Now we have a telos that is distinct from the simple evolutionary telos. A plant either flourishes or withers. Its only rewards are saplings; its only punishment, no saplings. An animal can flourish and yet be miserable. Animals act for the sake of what pleases them and to avoid what displeases them. They have an existential stake in their lives.
Human beings represent the most advanced stage of this evolutionary trajectory. Whereas all the other animals can tell the difference between what they like and what they do not like, human beings alone can distinguish between what they like and what is really good for them. This capacity is amazing, but not without robust biological roots. It arises out of a capacity for building internal, mental models of the external world. This feature of animal life is ubiquitous.
There is a species of spider that makes its living by feeding on other spiders. To hunt it climbs high by spider standards among leaves, or at least high by spider standards, and looks out for prey. In order to attack its prey safely, it has to come up behind it. To do that, it has to climb back down to the floor and climb up again in a route that will allow it to come up in a strategically favorable position. To do that, it has to build a map of the general route.

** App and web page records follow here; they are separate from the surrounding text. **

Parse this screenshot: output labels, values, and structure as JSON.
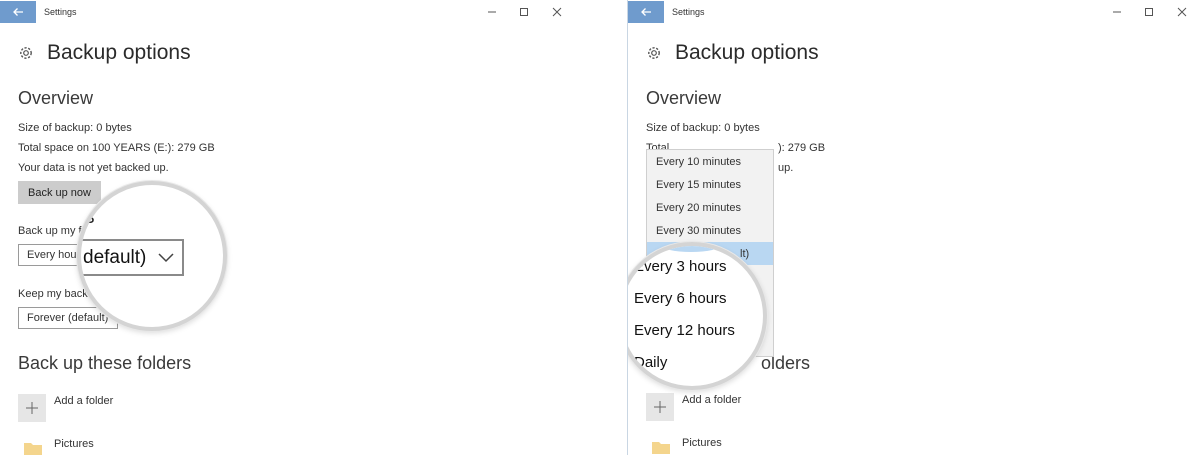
{
  "left": {
    "window_title": "Settings",
    "page_title": "Backup options",
    "overview_title": "Overview",
    "size_of_backup": "Size of backup: 0 bytes",
    "total_space": "Total space on 100 YEARS (E:): 279 GB",
    "status": "Your data is not yet backed up.",
    "backup_now_label": "Back up now",
    "frequency_label_partial": "Back up my fi",
    "frequency_value_partial": "Every hour",
    "keep_label_partial": "Keep my backu",
    "keep_value": "Forever (default)",
    "folders_title": "Back up these folders",
    "add_folder_label": "Add a folder",
    "folder_item": "Pictures",
    "magnifier": {
      "heading_fragment": "s",
      "select_value_fragment": "default)"
    }
  },
  "right": {
    "window_title": "Settings",
    "page_title": "Backup options",
    "overview_title": "Overview",
    "size_of_backup": "Size of backup: 0 bytes",
    "total_space_fragment_start": "Total",
    "total_space_fragment_end": "): 279 GB",
    "status_fragment": "up.",
    "folders_title_fragment": "olders",
    "add_folder_label": "Add a folder",
    "folder_item": "Pictures",
    "dropdown_options": [
      "Every 10 minutes",
      "Every 15 minutes",
      "Every 20 minutes",
      "Every 30 minutes",
      "",
      "",
      "",
      "",
      ""
    ],
    "selected_fragment": "lt)",
    "magnifier_options": [
      "Every 3 hours",
      "Every 6 hours",
      "Every 12 hours",
      "Daily"
    ]
  },
  "colors": {
    "accent": "#6f9bcd",
    "selected": "#b9d7f2",
    "button_bg": "#cccccc"
  }
}
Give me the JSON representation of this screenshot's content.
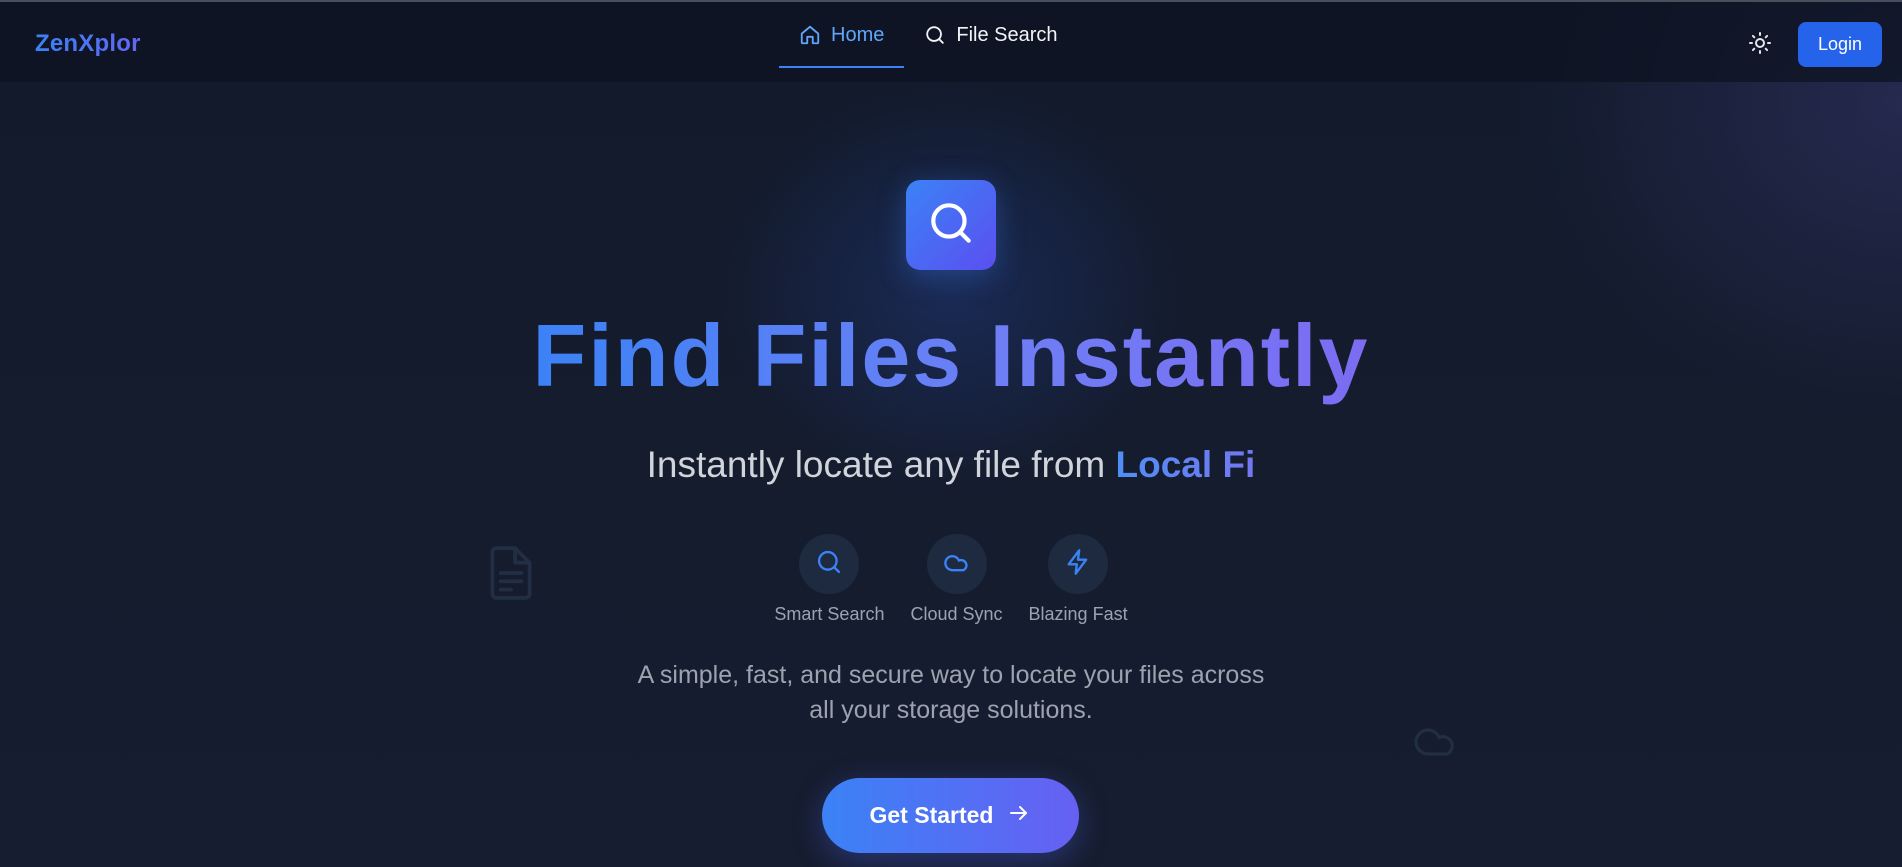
{
  "app": {
    "logo": "ZenXplor"
  },
  "nav": {
    "items": [
      {
        "label": "Home",
        "icon": "home-icon",
        "active": true
      },
      {
        "label": "File Search",
        "icon": "search-icon",
        "active": false
      }
    ]
  },
  "header": {
    "theme_toggle_icon": "sun-icon",
    "login_label": "Login"
  },
  "hero": {
    "icon": "search-icon",
    "title": "Find Files Instantly",
    "subtitle_prefix": "Instantly locate any file from ",
    "subtitle_highlight": "Local Fi",
    "features": [
      {
        "label": "Smart Search",
        "icon": "search-icon"
      },
      {
        "label": "Cloud Sync",
        "icon": "cloud-icon"
      },
      {
        "label": "Blazing Fast",
        "icon": "lightning-icon"
      }
    ],
    "description_line1": "A simple, fast, and secure way to locate your files across",
    "description_line2": "all your storage solutions.",
    "cta_label": "Get Started",
    "cta_icon": "arrow-right-icon"
  },
  "colors": {
    "accent": "#3b82f6",
    "accent_secondary": "#6366f1",
    "background": "#141b2d",
    "login_button": "#2563eb"
  }
}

Internal mapping of the external environment is a very profitable strategy. Very simple organisms have to try the same trick every time and live or die depending on whether it works this time. More complex organisms can try different tricks, but only find out what works by testing it in perilous conditions. Creatures capable of internal mapping can try it first in the safe environment of the map, thus avoiding a lot of dangers and saving precious energy.
Anthropoi are, if nothing else, very sophisticated internal mappers. It is one reason that we spend some much of our time living in our own imaginations. It allows us to build pyramids and send probes to see whether the planet Jupiter has a solid core or not. It also allows us to choose not to eat a big bag of pork rinds even though we would really enjoy that. The moral dimension emerges when we began to distinguish between what we want to do and what we ought to do. That, almost certainly, was a product of our evolution as political animals. We became very effective cooperators because we were able to resist the temptation to cheat one another, more or less, enough for government work. Our mapping software includes a lot of prepackaged apps for getting along with other people, for demonstrating that we are good partners, for detecting when someone else is not.
Teleological explanations applied to human technology and those directed toward biological phenomena are in one sense the same and in another different. They are the same in the sense that they emerge in evolutionary history due to the same dynamics. We learned how to build dwellings for the same reason that ants and bees did: to survive. They are not the same in the sense that we are pursuing ends that are not reducible to mere biological lineages. Like any other animal, we pursue comfort and satisfaction directly and serve our Darwinian interests only indirectly. Unlike any other animal, we are capable of genuine happiness. We can achieve a life that is consciously satisfying, in a broad awareness of who we are and what we want.
It was long assumed that Aristotle was illegitimately anthropomorphizing when he introduced teleological explanations to his science of nature. Darwinian biology shows that he was legitimately anthropomorphizing. Because human powers of thought are the products of evolutionary history, they are the best information we have about evolutionary history.